Veteran Appreciates Action More Than Words of Thanks

DEAR ABBY: My mother and her mother died from complications of Alzheimer's. I think I've had a few episodes lately, although it may just be stress over some recent monetary problems.

I don't know whether I should mention this to my daughter, who lives in a different state and who has shouldered a lot of other responsibilities. One of my sons lives closer but, for several reasons, he is not the primary decision-maker if I am actually experiencing early signs of Alzheimer's.

I know if my daughter had a possible medical problem, I'd be very upset if she didn't let me know, even though I couldn't be of any significant use. Should I say something to her about these possible symptoms of Alzheimer's? Or should I tell her husband, who is wonderful, so he can keep abreast of a possible upcoming medical problem?

I have not consulted a physician because I think they may sometimes be too quick to prescribe meds, and so far, I am daily-medication-free. Where does one draw the line between being an alarmist and keeping loved ones in the loop? -- PROCEEDING WITH CAUTION

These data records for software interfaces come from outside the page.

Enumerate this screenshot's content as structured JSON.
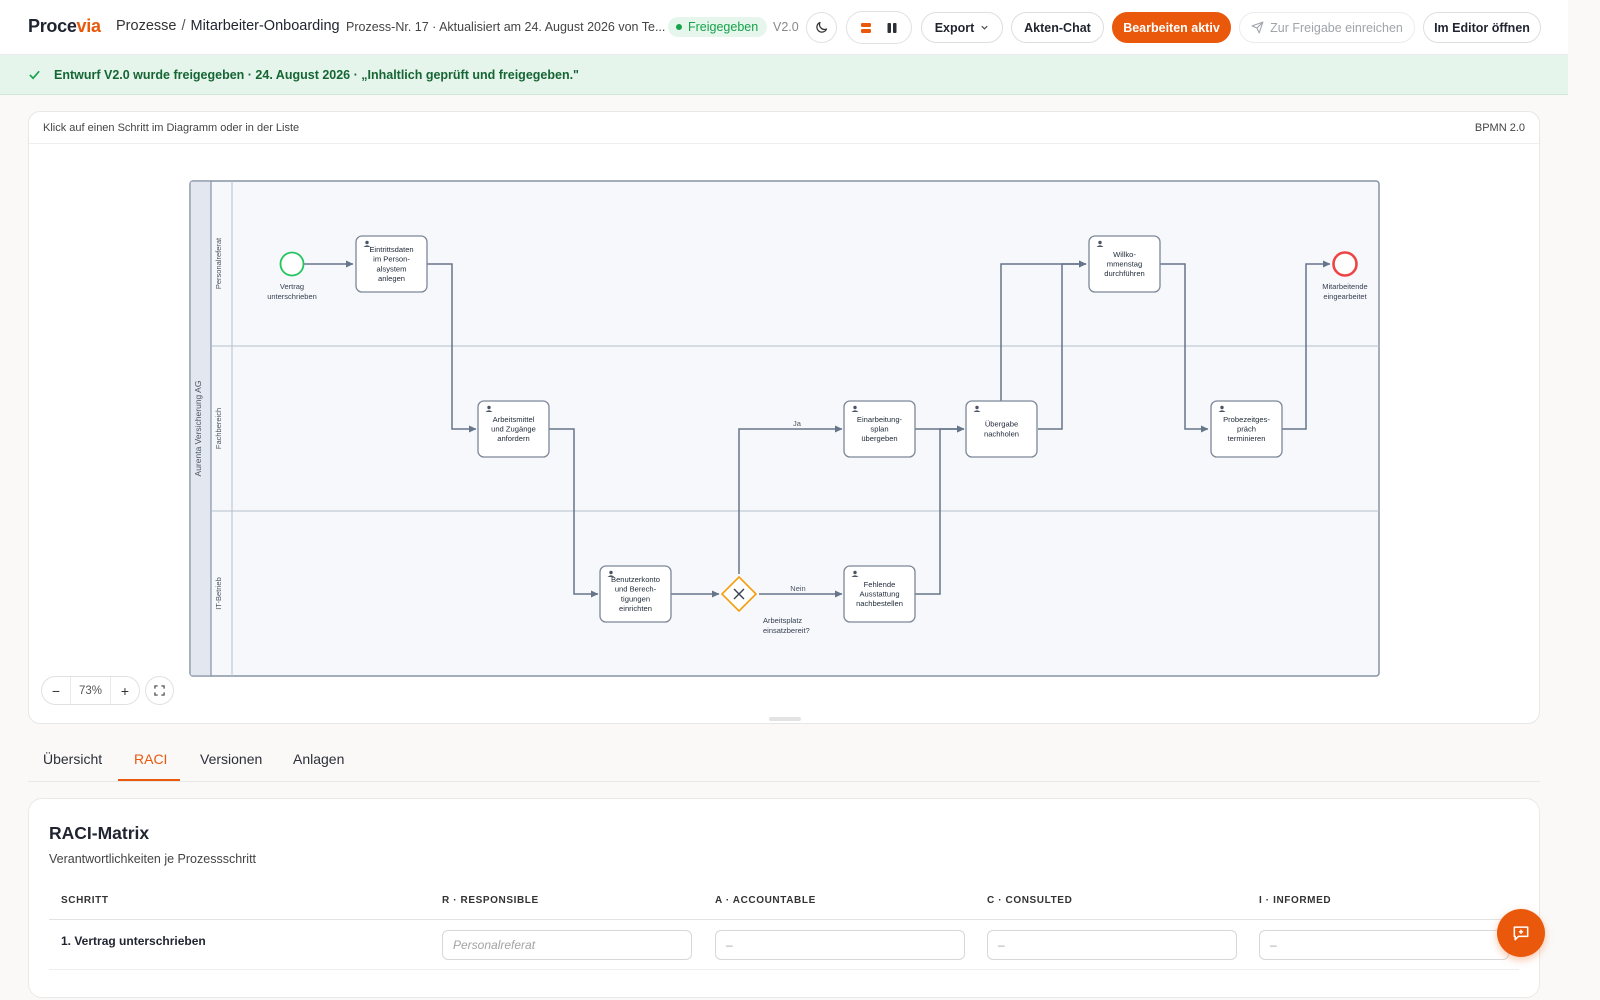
{
  "app": {
    "logo_part1": "Proce",
    "logo_part2": "via"
  },
  "breadcrumb": {
    "parent": "Prozesse",
    "separator": "/",
    "current": "Mitarbeiter-Onboarding"
  },
  "process_meta": "Prozess-Nr. 17 · Aktualisiert am 24. August 2026 von Te...",
  "status_badge": "Freigegeben",
  "version": "V2.0",
  "toolbar": {
    "export_label": "Export",
    "chat_label": "Akten-Chat",
    "edit_label": "Bearbeiten aktiv",
    "submit_label": "Zur Freigabe einreichen",
    "editor_label": "Im Editor öffnen"
  },
  "banner": "Entwurf V2.0 wurde freigegeben · 24. August 2026 · „Inhaltlich geprüft und freigegeben.\"",
  "diagram": {
    "hint": "Klick auf einen Schritt im Diagramm oder in der Liste",
    "standard": "BPMN 2.0",
    "pool": "Aurenta Versicherung AG",
    "lanes": [
      "Personalreferat",
      "Fachbereich",
      "IT-Betrieb"
    ],
    "start_event": [
      "Vertrag",
      "unterschrieben"
    ],
    "end_event": [
      "Mitarbeitende",
      "eingearbeitet"
    ],
    "gateway": [
      "Arbeitsplatz",
      "einsatzbereit?"
    ],
    "flow_yes": "Ja",
    "flow_no": "Nein",
    "tasks": [
      {
        "id": "t1",
        "lines": [
          "Eintrittsdaten",
          "im Person-",
          "alsystem",
          "anlegen"
        ]
      },
      {
        "id": "t2",
        "lines": [
          "Arbeitsmittel",
          "und Zugänge",
          "anfordern"
        ]
      },
      {
        "id": "t3",
        "lines": [
          "Benutzerkonto",
          "und Berech-",
          "tigungen",
          "einrichten"
        ]
      },
      {
        "id": "t4",
        "lines": [
          "Einarbeitung-",
          "splan",
          "übergeben"
        ]
      },
      {
        "id": "t5",
        "lines": [
          "Fehlende",
          "Ausstattung",
          "nachbestellen"
        ]
      },
      {
        "id": "t6",
        "lines": [
          "Übergabe",
          "nachholen"
        ]
      },
      {
        "id": "t7",
        "lines": [
          "Willko-",
          "mmenstag",
          "durchführen"
        ]
      },
      {
        "id": "t8",
        "lines": [
          "Probezeitges-",
          "präch",
          "terminieren"
        ]
      }
    ]
  },
  "zoom": {
    "minus": "−",
    "value": "73%",
    "plus": "+"
  },
  "tabs": [
    "Übersicht",
    "RACI",
    "Versionen",
    "Anlagen"
  ],
  "raci": {
    "title": "RACI-Matrix",
    "subtitle": "Verantwortlichkeiten je Prozessschritt",
    "columns": [
      "SCHRITT",
      "R · RESPONSIBLE",
      "A · ACCOUNTABLE",
      "C · CONSULTED",
      "I · INFORMED"
    ],
    "rows": [
      {
        "step": "1. Vertrag unterschrieben",
        "r_placeholder": "Personalreferat",
        "a_placeholder": "–",
        "c_placeholder": "–",
        "i_placeholder": "–"
      }
    ]
  },
  "colors": {
    "accent": "#ea580c",
    "success": "#16a34a",
    "start_event": "#22c55e",
    "end_event": "#ef4444",
    "gateway": "#f59e0b"
  }
}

DEAR PROCEEDING: The first person you should discuss this with is your physician, so you can be evaluated and your fears possibly put to rest. If you do have Alzheimer's, your daughter and her husband should be told so you can all decide together what the next steps should be. As to being medicated, this is something you and your doctor should decide because although the medications cannot cure Alzheimer's, they can slow it down.